Hospital for Special Surgery’s 50,000-square-foot facility is up and running at 1133 Westchester Ave. and Simone Development purchased 104 Corporate Park Drive with Montefiore as a tenant for a full-building pediatric medical and cancer treatment facility. Montefiore has leased an additional 50,000 square feet at 555 Taxter Road for medical use and now occupies about 127,000 square feet at the building.

ENT and Allergy Associates relocated its White Plains office to 222 Bloomingdale Road with much better parking than at its old facility at 75 South Broadway.


The industrial market continues to be beyond tight and high-priced.

UPS leased the entire former Saks Fifth Avenue Distribution Center in Yonkers, about 450,000 square feet of space. This was in conjunction with the current tenant POP Displays relocating its manufacturing to Georgia. UPS could not find this amount of distribution space anywhere else in Westchester County if not for this fortuitous event

Early in 2019, Mack-Cali sold its Elmsford Distribution Center to Realterm Logistics, a Maryland-based company with a national portfolio of properties serving the transportation industry.

This 387,000-square-foot industrial park was built primarily in the late 1950s and it sold for $181.50 per square foot, well more than office buildings have sold for in recent years. Given the state of the warehouse market in Westchester, the new owner expects (and will get) a considerable upside from present rents that averaged $11.77 modified gross per square foot at the time of the sale.

Later in the year, after multiple smaller sales, Mack-Cali sold its entire remaining Westchester portfolio of primarily flex buildings to Robert Martin Company, which developed all of the properties before selling them to Mack-Cali in 1997. This blockbuster sale, the largest in Westchester County’s history, was for 3.1 million square feet for a total of $487.5 million or $152 per square foot.


Danone, the parent company of Dannon Yogurt, moved into approximately 80,000 square feet at The Source (a multi-level retail building formerly fully occupied by Fortunoff) for its U.S. headquarters.

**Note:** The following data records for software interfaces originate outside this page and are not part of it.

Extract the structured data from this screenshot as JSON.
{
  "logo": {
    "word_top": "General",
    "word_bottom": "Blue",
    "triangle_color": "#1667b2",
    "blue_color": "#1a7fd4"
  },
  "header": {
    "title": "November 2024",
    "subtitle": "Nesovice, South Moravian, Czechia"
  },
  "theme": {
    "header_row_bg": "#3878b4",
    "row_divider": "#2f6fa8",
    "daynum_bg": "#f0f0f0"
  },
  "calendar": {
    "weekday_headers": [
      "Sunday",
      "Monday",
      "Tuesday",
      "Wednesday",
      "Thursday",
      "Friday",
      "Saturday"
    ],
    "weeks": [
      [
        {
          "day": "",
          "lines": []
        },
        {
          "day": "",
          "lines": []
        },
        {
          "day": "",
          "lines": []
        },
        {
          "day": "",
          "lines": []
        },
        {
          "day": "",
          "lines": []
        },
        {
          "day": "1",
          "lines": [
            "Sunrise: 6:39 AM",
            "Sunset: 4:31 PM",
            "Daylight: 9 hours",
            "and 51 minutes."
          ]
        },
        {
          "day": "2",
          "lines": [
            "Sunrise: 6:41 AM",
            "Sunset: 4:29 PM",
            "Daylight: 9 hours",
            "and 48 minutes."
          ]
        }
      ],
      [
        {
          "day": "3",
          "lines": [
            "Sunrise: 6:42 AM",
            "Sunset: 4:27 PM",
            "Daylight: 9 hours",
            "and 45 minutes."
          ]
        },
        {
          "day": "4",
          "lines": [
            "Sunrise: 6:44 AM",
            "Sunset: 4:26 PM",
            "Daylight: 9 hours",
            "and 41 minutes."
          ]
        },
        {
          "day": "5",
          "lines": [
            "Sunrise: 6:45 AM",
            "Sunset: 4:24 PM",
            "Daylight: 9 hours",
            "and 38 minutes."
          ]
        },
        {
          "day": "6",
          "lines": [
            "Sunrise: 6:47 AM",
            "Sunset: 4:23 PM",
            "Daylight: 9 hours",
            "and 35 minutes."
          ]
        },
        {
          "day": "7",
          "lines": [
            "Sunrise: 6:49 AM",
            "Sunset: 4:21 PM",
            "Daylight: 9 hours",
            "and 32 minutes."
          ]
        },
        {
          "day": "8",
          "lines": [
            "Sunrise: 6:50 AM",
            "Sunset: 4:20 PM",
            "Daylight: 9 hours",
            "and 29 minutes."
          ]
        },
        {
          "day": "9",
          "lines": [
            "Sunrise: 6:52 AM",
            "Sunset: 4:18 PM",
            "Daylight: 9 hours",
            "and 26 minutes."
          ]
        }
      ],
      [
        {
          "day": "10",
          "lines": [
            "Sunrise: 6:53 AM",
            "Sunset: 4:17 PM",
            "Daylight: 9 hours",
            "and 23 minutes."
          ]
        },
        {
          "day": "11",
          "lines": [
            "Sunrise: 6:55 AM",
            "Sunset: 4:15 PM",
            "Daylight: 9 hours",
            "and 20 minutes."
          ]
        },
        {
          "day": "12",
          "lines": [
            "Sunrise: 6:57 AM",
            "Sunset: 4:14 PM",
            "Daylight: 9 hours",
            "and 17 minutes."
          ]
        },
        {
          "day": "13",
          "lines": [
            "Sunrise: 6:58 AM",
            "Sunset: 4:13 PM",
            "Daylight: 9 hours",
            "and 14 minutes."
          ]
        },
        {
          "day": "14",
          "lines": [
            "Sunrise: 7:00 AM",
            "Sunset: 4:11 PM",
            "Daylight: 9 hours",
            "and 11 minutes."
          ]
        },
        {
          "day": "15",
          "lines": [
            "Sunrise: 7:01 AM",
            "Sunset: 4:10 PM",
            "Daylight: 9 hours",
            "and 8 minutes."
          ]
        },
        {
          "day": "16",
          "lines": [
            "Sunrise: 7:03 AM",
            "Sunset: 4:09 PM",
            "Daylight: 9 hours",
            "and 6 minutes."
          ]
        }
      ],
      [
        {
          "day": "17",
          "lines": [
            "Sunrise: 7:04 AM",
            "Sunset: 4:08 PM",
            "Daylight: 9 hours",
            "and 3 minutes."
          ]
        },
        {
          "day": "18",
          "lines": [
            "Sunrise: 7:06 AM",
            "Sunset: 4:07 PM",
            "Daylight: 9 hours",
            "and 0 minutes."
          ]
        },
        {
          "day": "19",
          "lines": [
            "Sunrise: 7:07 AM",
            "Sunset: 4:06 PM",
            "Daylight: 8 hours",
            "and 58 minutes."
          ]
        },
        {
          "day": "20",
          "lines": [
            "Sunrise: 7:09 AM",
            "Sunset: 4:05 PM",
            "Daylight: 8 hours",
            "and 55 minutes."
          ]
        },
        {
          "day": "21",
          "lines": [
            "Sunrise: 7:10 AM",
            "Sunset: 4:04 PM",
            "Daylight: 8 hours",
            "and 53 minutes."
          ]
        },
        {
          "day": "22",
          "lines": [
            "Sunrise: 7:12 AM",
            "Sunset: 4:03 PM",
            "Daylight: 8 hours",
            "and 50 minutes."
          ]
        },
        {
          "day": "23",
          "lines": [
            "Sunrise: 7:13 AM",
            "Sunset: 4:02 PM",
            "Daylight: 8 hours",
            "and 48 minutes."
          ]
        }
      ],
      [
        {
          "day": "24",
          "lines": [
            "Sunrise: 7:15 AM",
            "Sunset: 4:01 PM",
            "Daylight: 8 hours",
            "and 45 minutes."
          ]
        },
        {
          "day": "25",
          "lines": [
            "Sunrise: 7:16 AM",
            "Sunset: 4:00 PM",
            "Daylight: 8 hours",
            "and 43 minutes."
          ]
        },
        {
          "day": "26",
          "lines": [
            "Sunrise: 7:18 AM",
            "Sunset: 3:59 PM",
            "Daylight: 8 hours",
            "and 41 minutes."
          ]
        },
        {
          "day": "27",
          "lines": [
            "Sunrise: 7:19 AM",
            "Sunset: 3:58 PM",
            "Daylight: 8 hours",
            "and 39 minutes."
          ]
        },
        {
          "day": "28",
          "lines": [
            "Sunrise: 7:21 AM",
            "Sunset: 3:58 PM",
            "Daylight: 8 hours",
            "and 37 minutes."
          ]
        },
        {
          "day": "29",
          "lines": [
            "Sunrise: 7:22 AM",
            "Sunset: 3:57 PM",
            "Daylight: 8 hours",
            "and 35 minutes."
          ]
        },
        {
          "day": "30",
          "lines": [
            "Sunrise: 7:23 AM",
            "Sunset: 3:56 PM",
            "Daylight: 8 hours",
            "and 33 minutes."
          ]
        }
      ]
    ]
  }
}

This tenant is a pioneer in creating creative office space in a retail setting, surrounded by The Westchester mall, a hotel and restaurants at the entrance to I-287. It moved from a suburban office building in Greenburgh and went the retail route when it could not find any office space in the CBD that satisfied its requirement for a cool new space for its young workforce.

It was announced that the 65,000-square-foot Stop & Shop supermarket space at New Roc City in New Rochelle will be leased by Audi for an automobile dealership upon the supermarket’s lease expiration in early 2020. This long-term lease will kick off a major renovation of New Roc and will fill a large retail space that would otherwise be very difficult to lease.

These are two examples of what is happening to counter the thousands of store closings throughout the U.S. and to bring new uses to large retail spaces. Both involved rezoning the locations to permit the new uses.

I anticipate that 2020 will be another good year for the market as office space continues to tighten, new multifamily housing continues to come online and developers continue to find creative uses for sites where obsolete buildings once stood.

“The Westchester County office market has turned a corner in 2019,” Alexandre said. “Leasing activity has been strong, space inventory is down, demand is stable and the market is healthier than it has been in decades. Trends in repurposing of obsolete office buildings, repurposing of office sites to other uses and the continuing strong demand in the medical sector have shown that the trends that have developed in the last few years are continuing to improve the health of the market. We anticipate that 2020 will continue in this direction, solidifying the gains that we have seen this year.”

Howard E. Greenberg is president of Howard Properties Ltd. in Valhalla. He has more than 33 years of experience as a commercial real estate broker and tenant representative in Westchester County. He can be reached at 914-997-0300 or